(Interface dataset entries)
▬▬▬▬▬▬▬▬▬▬

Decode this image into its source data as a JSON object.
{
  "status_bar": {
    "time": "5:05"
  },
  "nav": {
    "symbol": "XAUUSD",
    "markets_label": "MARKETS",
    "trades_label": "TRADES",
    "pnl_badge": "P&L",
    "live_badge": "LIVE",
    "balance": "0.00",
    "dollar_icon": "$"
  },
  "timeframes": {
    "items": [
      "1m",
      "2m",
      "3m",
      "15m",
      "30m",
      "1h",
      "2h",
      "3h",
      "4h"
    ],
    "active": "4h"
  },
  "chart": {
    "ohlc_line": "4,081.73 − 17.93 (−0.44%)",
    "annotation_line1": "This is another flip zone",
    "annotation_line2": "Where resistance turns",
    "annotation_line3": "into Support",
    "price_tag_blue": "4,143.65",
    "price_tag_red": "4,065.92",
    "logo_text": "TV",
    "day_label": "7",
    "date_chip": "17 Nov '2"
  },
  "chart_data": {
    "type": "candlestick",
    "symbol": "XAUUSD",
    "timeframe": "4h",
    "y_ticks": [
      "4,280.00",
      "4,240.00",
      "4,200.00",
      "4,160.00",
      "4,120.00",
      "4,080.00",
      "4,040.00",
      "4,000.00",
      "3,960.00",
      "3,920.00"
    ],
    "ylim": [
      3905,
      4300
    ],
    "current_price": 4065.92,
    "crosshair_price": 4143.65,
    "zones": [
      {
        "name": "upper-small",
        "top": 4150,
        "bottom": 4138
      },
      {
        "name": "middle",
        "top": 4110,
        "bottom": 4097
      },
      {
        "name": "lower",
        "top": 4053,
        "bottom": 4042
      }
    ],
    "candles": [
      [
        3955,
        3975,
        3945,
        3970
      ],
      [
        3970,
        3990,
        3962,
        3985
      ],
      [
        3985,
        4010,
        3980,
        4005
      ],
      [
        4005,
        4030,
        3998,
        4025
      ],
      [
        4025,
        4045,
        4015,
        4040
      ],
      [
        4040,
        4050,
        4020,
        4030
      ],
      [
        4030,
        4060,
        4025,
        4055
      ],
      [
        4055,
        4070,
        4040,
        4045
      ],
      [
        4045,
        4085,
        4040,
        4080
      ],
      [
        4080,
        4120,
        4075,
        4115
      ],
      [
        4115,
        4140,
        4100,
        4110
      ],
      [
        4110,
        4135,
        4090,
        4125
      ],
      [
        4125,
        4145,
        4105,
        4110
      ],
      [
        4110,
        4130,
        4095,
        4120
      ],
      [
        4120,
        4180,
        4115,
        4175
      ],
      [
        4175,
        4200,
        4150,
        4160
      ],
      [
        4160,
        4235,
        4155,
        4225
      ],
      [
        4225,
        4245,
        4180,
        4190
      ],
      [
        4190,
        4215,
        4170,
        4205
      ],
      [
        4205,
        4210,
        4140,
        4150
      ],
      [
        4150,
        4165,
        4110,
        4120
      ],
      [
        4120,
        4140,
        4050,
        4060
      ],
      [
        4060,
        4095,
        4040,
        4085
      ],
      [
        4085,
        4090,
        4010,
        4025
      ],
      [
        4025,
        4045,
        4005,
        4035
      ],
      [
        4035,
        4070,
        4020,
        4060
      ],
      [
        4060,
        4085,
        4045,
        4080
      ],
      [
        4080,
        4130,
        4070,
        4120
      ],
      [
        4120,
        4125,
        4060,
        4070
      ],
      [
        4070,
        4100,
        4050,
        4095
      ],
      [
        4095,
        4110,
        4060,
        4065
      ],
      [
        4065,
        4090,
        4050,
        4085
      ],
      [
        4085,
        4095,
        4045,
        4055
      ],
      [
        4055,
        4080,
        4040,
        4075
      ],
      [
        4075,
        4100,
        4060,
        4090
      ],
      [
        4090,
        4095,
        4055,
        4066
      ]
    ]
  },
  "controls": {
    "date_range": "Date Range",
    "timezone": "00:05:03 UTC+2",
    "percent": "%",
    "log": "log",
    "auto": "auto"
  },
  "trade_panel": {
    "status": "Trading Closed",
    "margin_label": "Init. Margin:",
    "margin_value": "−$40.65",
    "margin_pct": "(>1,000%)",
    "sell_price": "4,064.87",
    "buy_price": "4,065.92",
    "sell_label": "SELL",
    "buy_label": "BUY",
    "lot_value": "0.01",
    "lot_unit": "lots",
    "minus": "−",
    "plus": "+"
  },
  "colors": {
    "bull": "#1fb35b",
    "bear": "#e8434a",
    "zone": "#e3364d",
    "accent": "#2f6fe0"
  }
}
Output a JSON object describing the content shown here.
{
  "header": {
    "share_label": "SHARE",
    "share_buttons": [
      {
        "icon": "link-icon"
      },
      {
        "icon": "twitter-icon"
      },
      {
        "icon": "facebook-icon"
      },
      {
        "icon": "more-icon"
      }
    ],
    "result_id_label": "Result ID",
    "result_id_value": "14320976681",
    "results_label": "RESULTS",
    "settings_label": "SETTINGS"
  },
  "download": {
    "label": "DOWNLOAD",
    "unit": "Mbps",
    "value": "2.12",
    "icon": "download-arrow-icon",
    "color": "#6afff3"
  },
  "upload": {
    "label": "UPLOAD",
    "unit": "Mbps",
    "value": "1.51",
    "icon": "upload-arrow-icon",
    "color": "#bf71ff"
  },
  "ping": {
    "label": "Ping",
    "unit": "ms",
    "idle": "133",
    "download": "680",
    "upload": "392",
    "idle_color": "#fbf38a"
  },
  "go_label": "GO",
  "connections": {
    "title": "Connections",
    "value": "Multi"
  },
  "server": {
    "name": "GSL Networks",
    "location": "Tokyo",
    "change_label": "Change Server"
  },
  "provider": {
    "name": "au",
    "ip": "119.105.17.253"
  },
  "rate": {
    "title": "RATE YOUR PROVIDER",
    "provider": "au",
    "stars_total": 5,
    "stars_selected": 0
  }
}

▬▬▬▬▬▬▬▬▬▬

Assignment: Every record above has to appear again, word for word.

Completed exercise:
Decode this image into its source data as a JSON object.
{
  "status_bar": {
    "time": "5:05"
  },
  "nav": {
    "symbol": "XAUUSD",
    "markets_label": "MARKETS",
    "trades_label": "TRADES",
    "pnl_badge": "P&L",
    "live_badge": "LIVE",
    "balance": "0.00",
    "dollar_icon": "$"
  },
  "timeframes": {
    "items": [
      "1m",
      "2m",
      "3m",
      "15m",
      "30m",
      "1h",
      "2h",
      "3h",
      "4h"
    ],
    "active": "4h"
  },
  "chart": {
    "ohlc_line": "4,081.73 − 17.93 (−0.44%)",
    "annotation_line1": "This is another flip zone",
    "annotation_line2": "Where resistance turns",
    "annotation_line3": "into Support",
    "price_tag_blue": "4,143.65",
    "price_tag_red": "4,065.92",
    "logo_text": "TV",
    "day_label": "7",
    "date_chip": "17 Nov '2"
  },
  "chart_data": {
    "type": "candlestick",
    "symbol": "XAUUSD",
    "timeframe": "4h",
    "y_ticks": [
      "4,280.00",
      "4,240.00",
      "4,200.00",
      "4,160.00",
      "4,120.00",
      "4,080.00",
      "4,040.00",
      "4,000.00",
      "3,960.00",
      "3,920.00"
    ],
    "ylim": [
      3905,
      4300
    ],
    "current_price": 4065.92,
    "crosshair_price": 4143.65,
    "zones": [
      {
        "name": "upper-small",
        "top": 4150,
        "bottom": 4138
      },
      {
        "name": "middle",
        "top": 4110,
        "bottom": 4097
      },
      {
        "name": "lower",
        "top": 4053,
        "bottom": 4042
      }
    ],
    "candles": [
      [
        3955,
        3975,
        3945,
        3970
      ],
      [
        3970,
        3990,
        3962,
        3985
      ],
      [
        3985,
        4010,
        3980,
        4005
      ],
      [
        4005,
        4030,
        3998,
        4025
      ],
      [
        4025,
        4045,
        4015,
        4040
      ],
      [
        4040,
        4050,
        4020,
        4030
      ],
      [
        4030,
        4060,
        4025,
        4055
      ],
      [
        4055,
        4070,
        4040,
        4045
      ],
      [
        4045,
        4085,
        4040,
        4080
      ],
      [
        4080,
        4120,
        4075,
        4115
      ],
      [
        4115,
        4140,
        4100,
        4110
      ],
      [
        4110,
        4135,
        4090,
        4125
      ],
      [
        4125,
        4145,
        4105,
        4110
      ],
      [
        4110,
        4130,
        4095,
        4120
      ],
      [
        4120,
        4180,
        4115,
        4175
      ],
      [
        4175,
        4200,
        4150,
        4160
      ],
      [
        4160,
        4235,
        4155,
        4225
      ],
      [
        4225,
        4245,
        4180,
        4190
      ],
      [
        4190,
        4215,
        4170,
        4205
      ],
      [
        4205,
        4210,
        4140,
        4150
      ],
      [
        4150,
        4165,
        4110,
        4120
      ],
      [
        4120,
        4140,
        4050,
        4060
      ],
      [
        4060,
        4095,
        4040,
        4085
      ],
      [
        4085,
        4090,
        4010,
        4025
      ],
      [
        4025,
        4045,
        4005,
        4035
      ],
      [
        4035,
        4070,
        4020,
        4060
      ],
      [
        4060,
        4085,
        4045,
        4080
      ],
      [
        4080,
        4130,
        4070,
        4120
      ],
      [
        4120,
        4125,
        4060,
        4070
      ],
      [
        4070,
        4100,
        4050,
        4095
      ],
      [
        4095,
        4110,
        4060,
        4065
      ],
      [
        4065,
        4090,
        4050,
        4085
      ],
      [
        4085,
        4095,
        4045,
        4055
      ],
      [
        4055,
        4080,
        4040,
        4075
      ],
      [
        4075,
        4100,
        4060,
        4090
      ],
      [
        4090,
        4095,
        4055,
        4066
      ]
    ]
  },
  "controls": {
    "date_range": "Date Range",
    "timezone": "00:05:03 UTC+2",
    "percent": "%",
    "log": "log",
    "auto": "auto"
  },
  "trade_panel": {
    "status": "Trading Closed",
    "margin_label": "Init. Margin:",
    "margin_value": "−$40.65",
    "margin_pct": "(>1,000%)",
    "sell_price": "4,064.87",
    "buy_price": "4,065.92",
    "sell_label": "SELL",
    "buy_label": "BUY",
    "lot_value": "0.01",
    "lot_unit": "lots",
    "minus": "−",
    "plus": "+"
  },
  "colors": {
    "bull": "#1fb35b",
    "bear": "#e8434a",
    "zone": "#e3364d",
    "accent": "#2f6fe0"
  }
}
Output a JSON object describing the content shown here.
{
  "header": {
    "share_label": "SHARE",
    "share_buttons": [
      {
        "icon": "link-icon"
      },
      {
        "icon": "twitter-icon"
      },
      {
        "icon": "facebook-icon"
      },
      {
        "icon": "more-icon"
      }
    ],
    "result_id_label": "Result ID",
    "result_id_value": "14320976681",
    "results_label": "RESULTS",
    "settings_label": "SETTINGS"
  },
  "download": {
    "label": "DOWNLOAD",
    "unit": "Mbps",
    "value": "2.12",
    "icon": "download-arrow-icon",
    "color": "#6afff3"
  },
  "upload": {
    "label": "UPLOAD",
    "unit": "Mbps",
    "value": "1.51",
    "icon": "upload-arrow-icon",
    "color": "#bf71ff"
  },
  "ping": {
    "label": "Ping",
    "unit": "ms",
    "idle": "133",
    "download": "680",
    "upload": "392",
    "idle_color": "#fbf38a"
  },
  "go_label": "GO",
  "connections": {
    "title": "Connections",
    "value": "Multi"
  },
  "server": {
    "name": "GSL Networks",
    "location": "Tokyo",
    "change_label": "Change Server"
  },
  "provider": {
    "name": "au",
    "ip": "119.105.17.253"
  },
  "rate": {
    "title": "RATE YOUR PROVIDER",
    "provider": "au",
    "stars_total": 5,
    "stars_selected": 0
  }
}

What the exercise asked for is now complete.